● **Task inputs**
——

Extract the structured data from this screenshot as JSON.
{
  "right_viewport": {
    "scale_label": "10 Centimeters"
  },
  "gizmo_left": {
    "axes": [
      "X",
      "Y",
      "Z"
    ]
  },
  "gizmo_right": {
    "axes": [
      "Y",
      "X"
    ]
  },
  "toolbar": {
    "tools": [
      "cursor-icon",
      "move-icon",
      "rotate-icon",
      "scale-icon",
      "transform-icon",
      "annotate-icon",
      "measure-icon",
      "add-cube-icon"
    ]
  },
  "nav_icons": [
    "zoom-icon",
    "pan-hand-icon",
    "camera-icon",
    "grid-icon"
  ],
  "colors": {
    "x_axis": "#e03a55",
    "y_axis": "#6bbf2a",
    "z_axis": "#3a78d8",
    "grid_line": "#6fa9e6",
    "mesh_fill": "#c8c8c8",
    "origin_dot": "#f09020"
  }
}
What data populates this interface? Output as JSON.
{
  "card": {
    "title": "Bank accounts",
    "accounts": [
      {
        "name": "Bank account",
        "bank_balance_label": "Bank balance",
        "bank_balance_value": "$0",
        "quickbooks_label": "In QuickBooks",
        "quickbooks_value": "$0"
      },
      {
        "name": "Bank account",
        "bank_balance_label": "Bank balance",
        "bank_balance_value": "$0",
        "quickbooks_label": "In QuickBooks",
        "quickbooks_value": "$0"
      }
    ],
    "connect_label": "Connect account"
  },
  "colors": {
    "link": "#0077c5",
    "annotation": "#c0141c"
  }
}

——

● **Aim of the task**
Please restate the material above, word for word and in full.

● **Response to the exercise**
Extract the structured data from this screenshot as JSON.
{
  "right_viewport": {
    "scale_label": "10 Centimeters"
  },
  "gizmo_left": {
    "axes": [
      "X",
      "Y",
      "Z"
    ]
  },
  "gizmo_right": {
    "axes": [
      "Y",
      "X"
    ]
  },
  "toolbar": {
    "tools": [
      "cursor-icon",
      "move-icon",
      "rotate-icon",
      "scale-icon",
      "transform-icon",
      "annotate-icon",
      "measure-icon",
      "add-cube-icon"
    ]
  },
  "nav_icons": [
    "zoom-icon",
    "pan-hand-icon",
    "camera-icon",
    "grid-icon"
  ],
  "colors": {
    "x_axis": "#e03a55",
    "y_axis": "#6bbf2a",
    "z_axis": "#3a78d8",
    "grid_line": "#6fa9e6",
    "mesh_fill": "#c8c8c8",
    "origin_dot": "#f09020"
  }
}
What data populates this interface? Output as JSON.
{
  "card": {
    "title": "Bank accounts",
    "accounts": [
      {
        "name": "Bank account",
        "bank_balance_label": "Bank balance",
        "bank_balance_value": "$0",
        "quickbooks_label": "In QuickBooks",
        "quickbooks_value": "$0"
      },
      {
        "name": "Bank account",
        "bank_balance_label": "Bank balance",
        "bank_balance_value": "$0",
        "quickbooks_label": "In QuickBooks",
        "quickbooks_value": "$0"
      }
    ],
    "connect_label": "Connect account"
  },
  "colors": {
    "link": "#0077c5",
    "annotation": "#c0141c"
  }
}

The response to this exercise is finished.